### [ASSIGNED TASK]
Please return every entry below exactly as written, without any of its pictures.

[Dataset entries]

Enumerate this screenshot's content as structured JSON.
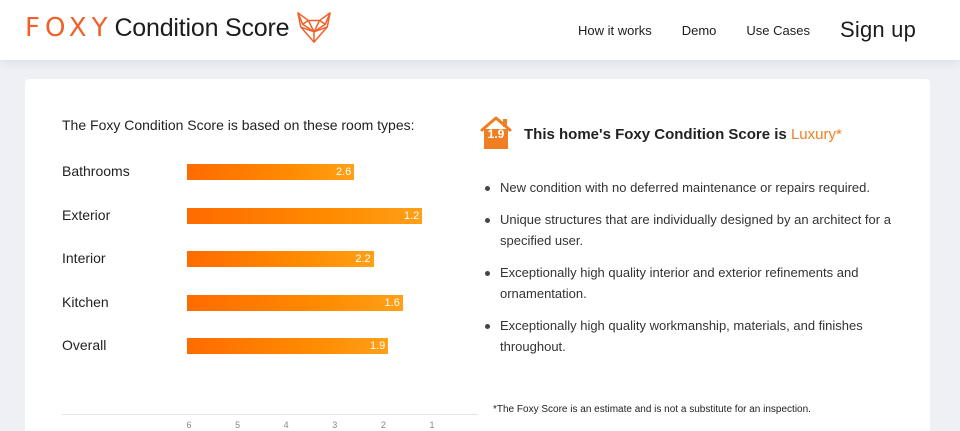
{
  "header": {
    "logo_foxy": "FOXY",
    "logo_cs": "Condition Score",
    "logo_icon": "fox-head-icon",
    "nav": [
      {
        "label": "How it works"
      },
      {
        "label": "Demo"
      },
      {
        "label": "Use Cases"
      }
    ],
    "signup": "Sign up"
  },
  "chart_data": {
    "type": "bar",
    "title": "The Foxy Condition Score is based on these room types:",
    "categories": [
      "Bathrooms",
      "Exterior",
      "Interior",
      "Kitchen",
      "Overall"
    ],
    "values": [
      2.6,
      1.2,
      2.2,
      1.6,
      1.9
    ],
    "value_labels": [
      "2.6",
      "1.2",
      "2.2",
      "1.6",
      "1.9"
    ],
    "xlim": [
      6,
      1
    ],
    "x_ticks": [
      "6",
      "5",
      "4",
      "3",
      "2",
      "1"
    ],
    "orientation": "horizontal",
    "reversed_axis": true,
    "bar_color": "#ff7a00",
    "grid": false
  },
  "score": {
    "value": "1.9",
    "title_prefix": "This home's Foxy Condition Score is ",
    "tier": "Luxury",
    "tier_suffix": "*",
    "house_icon": "house-icon",
    "accent": "#f07f23"
  },
  "bullets": [
    "New condition with no deferred maintenance or repairs required.",
    "Unique structures that are individually designed by an architect for a specified user.",
    "Exceptionally high quality interior and exterior refinements and ornamentation.",
    "Exceptionally high quality workmanship, materials, and finishes throughout."
  ],
  "disclaimer": "*The Foxy Score is an estimate and is not a substitute for an inspection."
}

### [COMPLETED EXERCISE]
Enumerate this screenshot's content as structured JSON.
{
  "header": {
    "logo_foxy": "FOXY",
    "logo_cs": "Condition Score",
    "logo_icon": "fox-head-icon",
    "nav": [
      {
        "label": "How it works"
      },
      {
        "label": "Demo"
      },
      {
        "label": "Use Cases"
      }
    ],
    "signup": "Sign up"
  },
  "chart_data": {
    "type": "bar",
    "title": "The Foxy Condition Score is based on these room types:",
    "categories": [
      "Bathrooms",
      "Exterior",
      "Interior",
      "Kitchen",
      "Overall"
    ],
    "values": [
      2.6,
      1.2,
      2.2,
      1.6,
      1.9
    ],
    "value_labels": [
      "2.6",
      "1.2",
      "2.2",
      "1.6",
      "1.9"
    ],
    "xlim": [
      6,
      1
    ],
    "x_ticks": [
      "6",
      "5",
      "4",
      "3",
      "2",
      "1"
    ],
    "orientation": "horizontal",
    "reversed_axis": true,
    "bar_color": "#ff7a00",
    "grid": false
  },
  "score": {
    "value": "1.9",
    "title_prefix": "This home's Foxy Condition Score is ",
    "tier": "Luxury",
    "tier_suffix": "*",
    "house_icon": "house-icon",
    "accent": "#f07f23"
  },
  "bullets": [
    "New condition with no deferred maintenance or repairs required.",
    "Unique structures that are individually designed by an architect for a specified user.",
    "Exceptionally high quality interior and exterior refinements and ornamentation.",
    "Exceptionally high quality workmanship, materials, and finishes throughout."
  ],
  "disclaimer": "*The Foxy Score is an estimate and is not a substitute for an inspection."
}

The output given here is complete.